Problem requirements: The records that follow must be repeated verbatim, every one of them.

Listed entries:
============

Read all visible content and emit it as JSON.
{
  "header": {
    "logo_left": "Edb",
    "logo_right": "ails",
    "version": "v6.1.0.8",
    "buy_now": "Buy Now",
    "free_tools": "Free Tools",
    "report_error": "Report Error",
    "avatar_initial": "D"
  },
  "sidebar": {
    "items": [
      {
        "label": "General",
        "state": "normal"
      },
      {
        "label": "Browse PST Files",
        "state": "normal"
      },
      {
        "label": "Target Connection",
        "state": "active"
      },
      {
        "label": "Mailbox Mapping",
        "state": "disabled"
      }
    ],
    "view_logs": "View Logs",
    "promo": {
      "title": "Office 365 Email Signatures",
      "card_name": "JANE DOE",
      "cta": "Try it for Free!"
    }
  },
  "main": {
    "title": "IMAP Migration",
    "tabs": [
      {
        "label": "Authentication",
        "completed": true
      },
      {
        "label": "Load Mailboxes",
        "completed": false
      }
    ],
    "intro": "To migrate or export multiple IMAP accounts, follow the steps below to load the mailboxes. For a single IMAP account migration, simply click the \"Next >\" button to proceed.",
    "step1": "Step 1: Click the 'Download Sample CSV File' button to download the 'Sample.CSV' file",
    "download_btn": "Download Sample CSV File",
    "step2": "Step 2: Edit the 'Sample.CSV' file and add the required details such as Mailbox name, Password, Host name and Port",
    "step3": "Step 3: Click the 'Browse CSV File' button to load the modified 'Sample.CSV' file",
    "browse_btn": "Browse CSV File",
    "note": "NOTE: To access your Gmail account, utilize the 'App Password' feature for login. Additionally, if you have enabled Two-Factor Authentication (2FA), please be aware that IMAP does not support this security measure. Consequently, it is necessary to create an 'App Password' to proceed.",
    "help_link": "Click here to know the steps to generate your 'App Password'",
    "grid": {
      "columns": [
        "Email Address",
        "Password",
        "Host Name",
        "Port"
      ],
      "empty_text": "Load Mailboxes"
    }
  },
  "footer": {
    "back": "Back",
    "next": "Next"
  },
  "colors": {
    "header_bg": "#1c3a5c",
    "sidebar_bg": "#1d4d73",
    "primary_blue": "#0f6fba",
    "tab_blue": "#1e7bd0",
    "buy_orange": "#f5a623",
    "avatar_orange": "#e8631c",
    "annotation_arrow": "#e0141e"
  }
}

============

Expected output:
Read all visible content and emit it as JSON.
{
  "header": {
    "logo_left": "Edb",
    "logo_right": "ails",
    "version": "v6.1.0.8",
    "buy_now": "Buy Now",
    "free_tools": "Free Tools",
    "report_error": "Report Error",
    "avatar_initial": "D"
  },
  "sidebar": {
    "items": [
      {
        "label": "General",
        "state": "normal"
      },
      {
        "label": "Browse PST Files",
        "state": "normal"
      },
      {
        "label": "Target Connection",
        "state": "active"
      },
      {
        "label": "Mailbox Mapping",
        "state": "disabled"
      }
    ],
    "view_logs": "View Logs",
    "promo": {
      "title": "Office 365 Email Signatures",
      "card_name": "JANE DOE",
      "cta": "Try it for Free!"
    }
  },
  "main": {
    "title": "IMAP Migration",
    "tabs": [
      {
        "label": "Authentication",
        "completed": true
      },
      {
        "label": "Load Mailboxes",
        "completed": false
      }
    ],
    "intro": "To migrate or export multiple IMAP accounts, follow the steps below to load the mailboxes. For a single IMAP account migration, simply click the \"Next >\" button to proceed.",
    "step1": "Step 1: Click the 'Download Sample CSV File' button to download the 'Sample.CSV' file",
    "download_btn": "Download Sample CSV File",
    "step2": "Step 2: Edit the 'Sample.CSV' file and add the required details such as Mailbox name, Password, Host name and Port",
    "step3": "Step 3: Click the 'Browse CSV File' button to load the modified 'Sample.CSV' file",
    "browse_btn": "Browse CSV File",
    "note": "NOTE: To access your Gmail account, utilize the 'App Password' feature for login. Additionally, if you have enabled Two-Factor Authentication (2FA), please be aware that IMAP does not support this security measure. Consequently, it is necessary to create an 'App Password' to proceed.",
    "help_link": "Click here to know the steps to generate your 'App Password'",
    "grid": {
      "columns": [
        "Email Address",
        "Password",
        "Host Name",
        "Port"
      ],
      "empty_text": "Load Mailboxes"
    }
  },
  "footer": {
    "back": "Back",
    "next": "Next"
  },
  "colors": {
    "header_bg": "#1c3a5c",
    "sidebar_bg": "#1d4d73",
    "primary_blue": "#0f6fba",
    "tab_blue": "#1e7bd0",
    "buy_orange": "#f5a623",
    "avatar_orange": "#e8631c",
    "annotation_arrow": "#e0141e"
  }
}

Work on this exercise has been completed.